The National Weather Service in Miami on Tuesday issued an unofficial warning for falling iguanas due to the unusual cold snap that recently hit the Sunshine State. The weather services took to Twitter to inform people that they shouldn’t be surprised if they see the reptiles falling from trees at night.
Jan 21 - This isn't something we usually forecast, but don't be surprised if you see Iguanas falling from the trees tonight as lows drop into the 30s and 40s. Brrrr! #flwx #miami pic.twitter.com/rsbzNMgO01— NWS Miami (@NWSMiami) January 21, 2020
The weather service also said that Iguanas are cold-blooded and they slow down become immobile when the temperature drops. They added that they may fall from trees but shouldn’t be presumed dead. According to Chris Michaels, a meteorologist in Virginia, once temperatures reach a certain level, iguanas stiffen up and fall out of trees. While speaking to international media he said, that the sight of falling iguanas was something observed over the years in South Florida.
Michaels also revealed that blood of Iguanas doesn’t move around quickly when the temperature drops to 40s or lower. This leads to stiffness in Iguana's bodies and they fall down. During a similar cold snap back in 2018, the weather services issued a similar warning which instructed the ciitzens to leave iguanas alone in case they find one. It further added that fallen iguanas may feel threatened and attack people once they warmed up. Meanwhile, the weather services said that this week’s cold snap could be short-lived as the temperatures are forecast to rebound in the mid-70s in Miami by Thursday.

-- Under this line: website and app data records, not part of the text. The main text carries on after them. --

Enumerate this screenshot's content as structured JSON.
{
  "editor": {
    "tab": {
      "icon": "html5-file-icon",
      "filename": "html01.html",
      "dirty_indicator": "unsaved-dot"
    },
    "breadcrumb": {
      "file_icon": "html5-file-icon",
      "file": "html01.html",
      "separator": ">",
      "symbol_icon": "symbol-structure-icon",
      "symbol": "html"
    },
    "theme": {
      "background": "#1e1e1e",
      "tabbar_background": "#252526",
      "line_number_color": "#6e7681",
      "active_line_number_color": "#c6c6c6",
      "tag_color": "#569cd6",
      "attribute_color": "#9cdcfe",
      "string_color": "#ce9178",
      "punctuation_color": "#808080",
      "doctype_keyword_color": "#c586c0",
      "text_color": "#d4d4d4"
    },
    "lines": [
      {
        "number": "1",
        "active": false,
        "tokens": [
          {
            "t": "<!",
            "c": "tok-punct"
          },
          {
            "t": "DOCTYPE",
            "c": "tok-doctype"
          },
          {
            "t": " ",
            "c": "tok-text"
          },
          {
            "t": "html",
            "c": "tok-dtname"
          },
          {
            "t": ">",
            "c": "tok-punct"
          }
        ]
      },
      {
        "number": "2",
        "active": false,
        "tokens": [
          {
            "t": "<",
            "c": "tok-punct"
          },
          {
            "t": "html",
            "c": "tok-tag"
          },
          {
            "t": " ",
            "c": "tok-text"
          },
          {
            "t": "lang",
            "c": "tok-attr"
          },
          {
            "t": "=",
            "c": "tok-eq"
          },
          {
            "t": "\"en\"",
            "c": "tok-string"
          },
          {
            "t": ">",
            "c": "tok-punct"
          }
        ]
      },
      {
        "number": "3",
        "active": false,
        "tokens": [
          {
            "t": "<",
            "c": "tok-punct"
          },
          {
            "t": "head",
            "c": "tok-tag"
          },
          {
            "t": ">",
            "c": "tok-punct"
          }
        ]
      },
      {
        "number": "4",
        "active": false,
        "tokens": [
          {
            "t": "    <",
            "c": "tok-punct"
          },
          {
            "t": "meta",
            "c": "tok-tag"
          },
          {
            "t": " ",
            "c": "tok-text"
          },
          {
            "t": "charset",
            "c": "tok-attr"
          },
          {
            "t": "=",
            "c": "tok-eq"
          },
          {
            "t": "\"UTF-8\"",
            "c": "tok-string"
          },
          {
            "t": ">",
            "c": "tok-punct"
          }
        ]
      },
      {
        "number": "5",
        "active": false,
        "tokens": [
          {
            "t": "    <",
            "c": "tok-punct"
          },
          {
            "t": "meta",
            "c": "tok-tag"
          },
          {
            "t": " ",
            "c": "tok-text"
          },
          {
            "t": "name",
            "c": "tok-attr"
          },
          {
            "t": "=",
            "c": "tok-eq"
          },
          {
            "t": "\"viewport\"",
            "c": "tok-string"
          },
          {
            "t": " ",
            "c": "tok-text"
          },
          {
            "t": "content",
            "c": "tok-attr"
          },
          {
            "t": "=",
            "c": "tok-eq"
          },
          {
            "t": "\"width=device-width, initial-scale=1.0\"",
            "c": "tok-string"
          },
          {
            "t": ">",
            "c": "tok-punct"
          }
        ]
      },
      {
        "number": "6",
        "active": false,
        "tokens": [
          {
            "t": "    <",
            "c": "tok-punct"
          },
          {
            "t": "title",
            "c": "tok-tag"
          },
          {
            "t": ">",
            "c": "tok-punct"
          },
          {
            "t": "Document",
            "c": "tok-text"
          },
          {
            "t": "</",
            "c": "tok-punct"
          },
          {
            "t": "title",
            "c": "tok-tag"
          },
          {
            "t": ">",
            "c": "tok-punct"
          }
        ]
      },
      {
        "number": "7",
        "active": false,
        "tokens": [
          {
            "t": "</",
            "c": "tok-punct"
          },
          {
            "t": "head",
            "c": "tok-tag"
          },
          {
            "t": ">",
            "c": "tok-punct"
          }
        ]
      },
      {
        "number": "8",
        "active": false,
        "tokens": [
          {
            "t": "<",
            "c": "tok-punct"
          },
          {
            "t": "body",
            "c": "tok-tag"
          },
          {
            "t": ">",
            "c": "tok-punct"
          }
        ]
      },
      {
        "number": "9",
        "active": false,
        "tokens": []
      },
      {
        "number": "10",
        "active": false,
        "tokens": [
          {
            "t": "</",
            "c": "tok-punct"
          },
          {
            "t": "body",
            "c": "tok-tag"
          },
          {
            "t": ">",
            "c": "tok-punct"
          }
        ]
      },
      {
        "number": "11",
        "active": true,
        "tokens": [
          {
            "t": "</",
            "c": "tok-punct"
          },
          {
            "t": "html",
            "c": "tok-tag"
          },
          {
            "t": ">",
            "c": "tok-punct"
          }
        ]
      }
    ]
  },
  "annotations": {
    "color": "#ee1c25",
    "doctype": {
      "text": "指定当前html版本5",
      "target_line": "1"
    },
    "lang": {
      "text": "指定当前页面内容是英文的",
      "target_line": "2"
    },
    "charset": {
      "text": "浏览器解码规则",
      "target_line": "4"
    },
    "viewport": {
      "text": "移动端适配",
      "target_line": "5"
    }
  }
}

Another species that is affected by climate change is Australia's unique platypus which is slowly being pushed towards extinction due to prolonged drought and other effects of climate change as claimed by a recent report. The study shows that the rived dwelling animals have already disappeared from 40 per cent of its original habitat due to drought, land clearing, pollution and building of dams.